DATASET RECORDS -
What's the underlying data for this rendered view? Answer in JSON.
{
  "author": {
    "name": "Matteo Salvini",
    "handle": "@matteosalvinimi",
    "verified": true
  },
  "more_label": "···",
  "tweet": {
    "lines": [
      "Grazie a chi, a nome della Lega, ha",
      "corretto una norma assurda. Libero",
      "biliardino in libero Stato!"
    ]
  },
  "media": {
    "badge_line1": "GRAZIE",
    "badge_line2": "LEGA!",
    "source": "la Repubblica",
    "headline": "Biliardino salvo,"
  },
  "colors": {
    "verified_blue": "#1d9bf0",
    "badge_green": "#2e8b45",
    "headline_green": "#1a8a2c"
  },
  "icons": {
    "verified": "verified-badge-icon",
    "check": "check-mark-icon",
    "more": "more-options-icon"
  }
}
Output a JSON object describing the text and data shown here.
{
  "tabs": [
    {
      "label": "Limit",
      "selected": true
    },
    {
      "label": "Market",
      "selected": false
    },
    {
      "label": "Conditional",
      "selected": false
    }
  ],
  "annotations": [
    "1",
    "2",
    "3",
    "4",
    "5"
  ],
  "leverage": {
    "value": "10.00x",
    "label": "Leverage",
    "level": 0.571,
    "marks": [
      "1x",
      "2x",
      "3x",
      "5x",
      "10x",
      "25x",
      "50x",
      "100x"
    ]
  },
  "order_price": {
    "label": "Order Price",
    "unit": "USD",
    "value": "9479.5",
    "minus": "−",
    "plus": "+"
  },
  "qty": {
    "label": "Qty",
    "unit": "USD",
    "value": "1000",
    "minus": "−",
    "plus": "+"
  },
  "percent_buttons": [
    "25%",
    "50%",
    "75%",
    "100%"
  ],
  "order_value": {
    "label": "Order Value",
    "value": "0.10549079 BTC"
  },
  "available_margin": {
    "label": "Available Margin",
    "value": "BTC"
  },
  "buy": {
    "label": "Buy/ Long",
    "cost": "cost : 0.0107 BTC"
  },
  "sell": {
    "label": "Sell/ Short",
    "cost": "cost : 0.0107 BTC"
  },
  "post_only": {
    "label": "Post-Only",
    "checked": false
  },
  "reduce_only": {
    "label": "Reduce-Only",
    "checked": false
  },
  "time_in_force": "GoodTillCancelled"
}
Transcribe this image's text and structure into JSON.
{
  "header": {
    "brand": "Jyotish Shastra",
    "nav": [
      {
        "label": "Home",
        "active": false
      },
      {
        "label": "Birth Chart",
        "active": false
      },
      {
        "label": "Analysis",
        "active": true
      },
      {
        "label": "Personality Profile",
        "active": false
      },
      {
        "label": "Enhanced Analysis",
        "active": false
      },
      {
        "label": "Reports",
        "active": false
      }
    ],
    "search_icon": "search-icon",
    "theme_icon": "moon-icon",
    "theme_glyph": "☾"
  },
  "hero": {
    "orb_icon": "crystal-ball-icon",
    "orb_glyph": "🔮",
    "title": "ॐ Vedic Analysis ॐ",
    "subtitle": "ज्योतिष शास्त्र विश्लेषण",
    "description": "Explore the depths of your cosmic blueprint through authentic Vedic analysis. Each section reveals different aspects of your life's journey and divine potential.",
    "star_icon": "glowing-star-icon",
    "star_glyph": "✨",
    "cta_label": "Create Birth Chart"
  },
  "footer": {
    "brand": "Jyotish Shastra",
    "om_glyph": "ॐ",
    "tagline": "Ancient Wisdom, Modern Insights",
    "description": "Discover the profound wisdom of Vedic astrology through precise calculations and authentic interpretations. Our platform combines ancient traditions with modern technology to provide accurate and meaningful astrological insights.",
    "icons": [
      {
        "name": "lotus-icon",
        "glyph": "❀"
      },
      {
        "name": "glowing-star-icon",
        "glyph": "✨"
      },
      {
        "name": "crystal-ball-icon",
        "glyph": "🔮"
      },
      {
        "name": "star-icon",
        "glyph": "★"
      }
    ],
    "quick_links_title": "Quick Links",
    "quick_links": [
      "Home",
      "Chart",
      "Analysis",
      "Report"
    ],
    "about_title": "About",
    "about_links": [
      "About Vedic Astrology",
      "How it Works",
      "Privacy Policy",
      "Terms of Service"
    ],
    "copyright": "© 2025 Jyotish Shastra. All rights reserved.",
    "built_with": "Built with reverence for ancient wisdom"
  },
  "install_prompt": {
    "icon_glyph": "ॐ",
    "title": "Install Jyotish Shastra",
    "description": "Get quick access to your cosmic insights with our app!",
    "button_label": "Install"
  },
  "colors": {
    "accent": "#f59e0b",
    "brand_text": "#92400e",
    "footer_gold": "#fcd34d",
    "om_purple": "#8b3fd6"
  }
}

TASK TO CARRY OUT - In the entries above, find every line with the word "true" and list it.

PROBLEM SOLUTION -
    "verified": true
      "selected": true
        "active": true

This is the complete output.